It takes Bidera around thirty minutes to even get Faliero on stage, and the rest of act one drags itself to a forgettable conclusion. A spooky chorus starts act two off better, and although Fernando’s act two scene lacks that melodic memorability Donizetti displayed elsewhere, the music is strong. Act three has some more good music as Elena lies in despair after hearing of Fernando’s death, and then a brutal trial scene for the conspirators and Faliero packs a punch that serves to heighten the undeveloped promise of the story. So some of what keeps a small number of Donizetti’s works on the world’s opera stages is in evidence — just not nearly enough.

Perhaps an even better impression would have been made with a stronger cast. The Bergamo audience loves the tenor who sings Fernando, one Ivan Magri, but on DVD he comes across as very modestly talented, singing without much subtlety while misidentifying braying for volume. That said, he is better than the soprano, Rachele Stanisco, whose voice is aggressively unpleasant through much of the opera. By act three she finally seems to have settled and is able to make a decent impression. In the title role, baritone Giorgio Surian wobbles all over the place, but he has a gruff authority suitable for the role. As a chief conspirator, Luca Grassi makes the best impression, singing his music of outrage and defiance with real conviction.

For many opera lovers, exploring rare repertory retains a strong appeal, and though this Bergamo production doesn’t reveal a lost masterpiece, and the performance is not all it could be, there’s enough of interest here to suggest a recommendation to such fans for this Marino Faliero.

Chris Mullins

Send to a friend

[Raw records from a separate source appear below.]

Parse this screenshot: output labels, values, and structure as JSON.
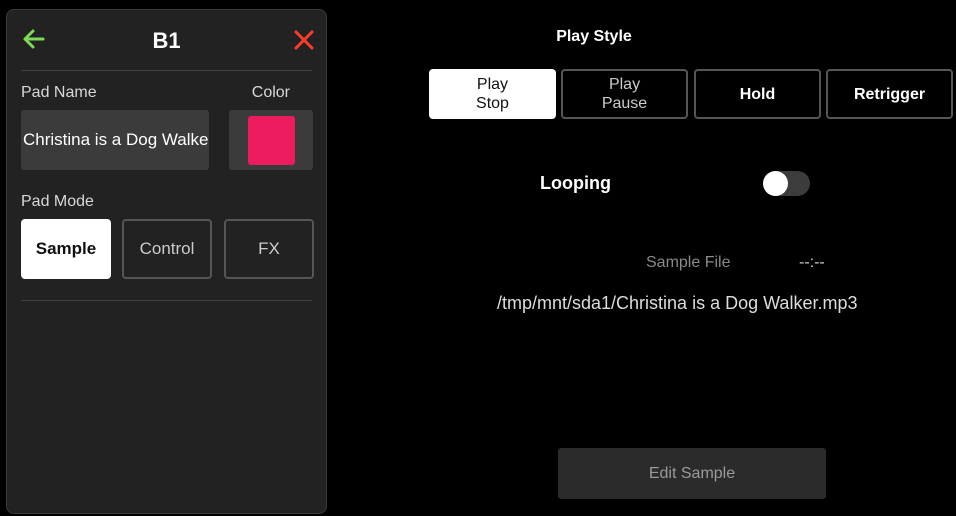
{
  "pad_panel": {
    "title": "B1",
    "pad_name_label": "Pad Name",
    "color_label": "Color",
    "pad_name_value": "Christina is a Dog Walker",
    "pad_color": "#ec1c5e",
    "pad_mode_label": "Pad Mode",
    "modes": [
      {
        "label": "Sample",
        "active": true
      },
      {
        "label": "Control",
        "active": false
      },
      {
        "label": "FX",
        "active": false
      }
    ],
    "back_icon": "arrow-left-icon",
    "back_icon_color": "#7ed957",
    "close_icon": "close-icon",
    "close_icon_color": "#ff3b30"
  },
  "play_style": {
    "title": "Play Style",
    "options": [
      {
        "line1": "Play",
        "line2": "Stop",
        "active": true
      },
      {
        "line1": "Play",
        "line2": "Pause",
        "active": false
      },
      {
        "line1": "Hold",
        "line2": "",
        "active": false
      },
      {
        "line1": "Retrigger",
        "line2": "",
        "active": false
      }
    ]
  },
  "looping": {
    "label": "Looping",
    "enabled": false
  },
  "sample": {
    "file_label": "Sample File",
    "time": "--:--",
    "path": "/tmp/mnt/sda1/Christina is a Dog Walker.mp3"
  },
  "edit_button_label": "Edit Sample"
}
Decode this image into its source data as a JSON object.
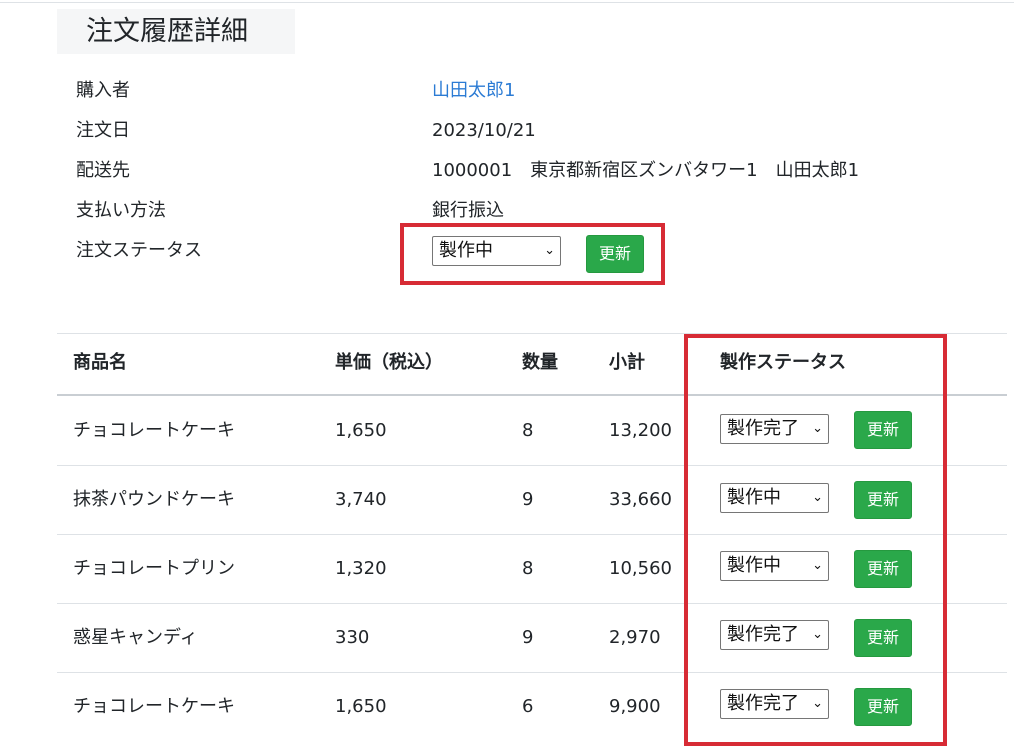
{
  "page": {
    "title": "注文履歴詳細"
  },
  "order": {
    "buyer": {
      "label": "購入者",
      "value": "山田太郎1"
    },
    "date": {
      "label": "注文日",
      "value": "2023/10/21"
    },
    "address": {
      "label": "配送先",
      "value": "1000001　東京都新宿区ズンバタワー1　山田太郎1"
    },
    "payment": {
      "label": "支払い方法",
      "value": "銀行振込"
    },
    "status": {
      "label": "注文ステータス",
      "selected": "製作中",
      "update_label": "更新"
    }
  },
  "items_table": {
    "headers": {
      "name": "商品名",
      "price": "単価（税込）",
      "qty": "数量",
      "subtotal": "小計",
      "production_status": "製作ステータス"
    },
    "rows": [
      {
        "name": "チョコレートケーキ",
        "price": "1,650",
        "qty": "8",
        "subtotal": "13,200",
        "status": "製作完了",
        "update_label": "更新"
      },
      {
        "name": "抹茶パウンドケーキ",
        "price": "3,740",
        "qty": "9",
        "subtotal": "33,660",
        "status": "製作中",
        "update_label": "更新"
      },
      {
        "name": "チョコレートプリン",
        "price": "1,320",
        "qty": "8",
        "subtotal": "10,560",
        "status": "製作中",
        "update_label": "更新"
      },
      {
        "name": "惑星キャンディ",
        "price": "330",
        "qty": "9",
        "subtotal": "2,970",
        "status": "製作完了",
        "update_label": "更新"
      },
      {
        "name": "チョコレートケーキ",
        "price": "1,650",
        "qty": "6",
        "subtotal": "9,900",
        "status": "製作完了",
        "update_label": "更新"
      }
    ]
  },
  "icons": {
    "select_arrow": "chevron-down-icon"
  },
  "colors": {
    "accent_green": "#2aa84a",
    "highlight_red": "#d72b35",
    "link_blue": "#2b7bd4"
  }
}
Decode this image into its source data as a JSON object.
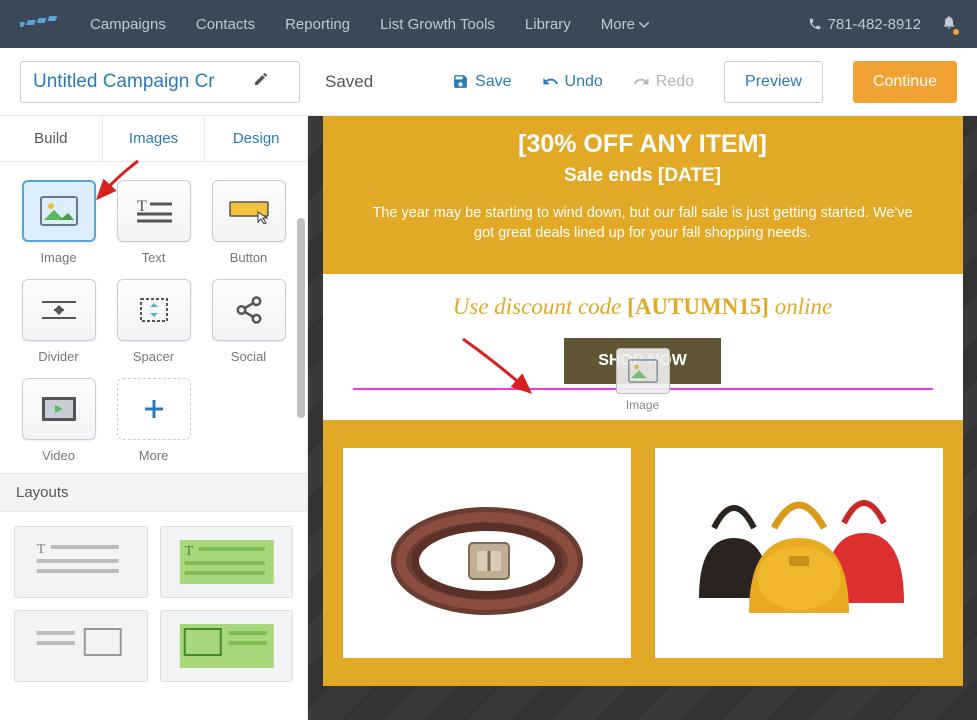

Send a link to this article to a friend with an optional message.

Friend's Email Address: (required)

Your Email Address: (required)

Message (optional):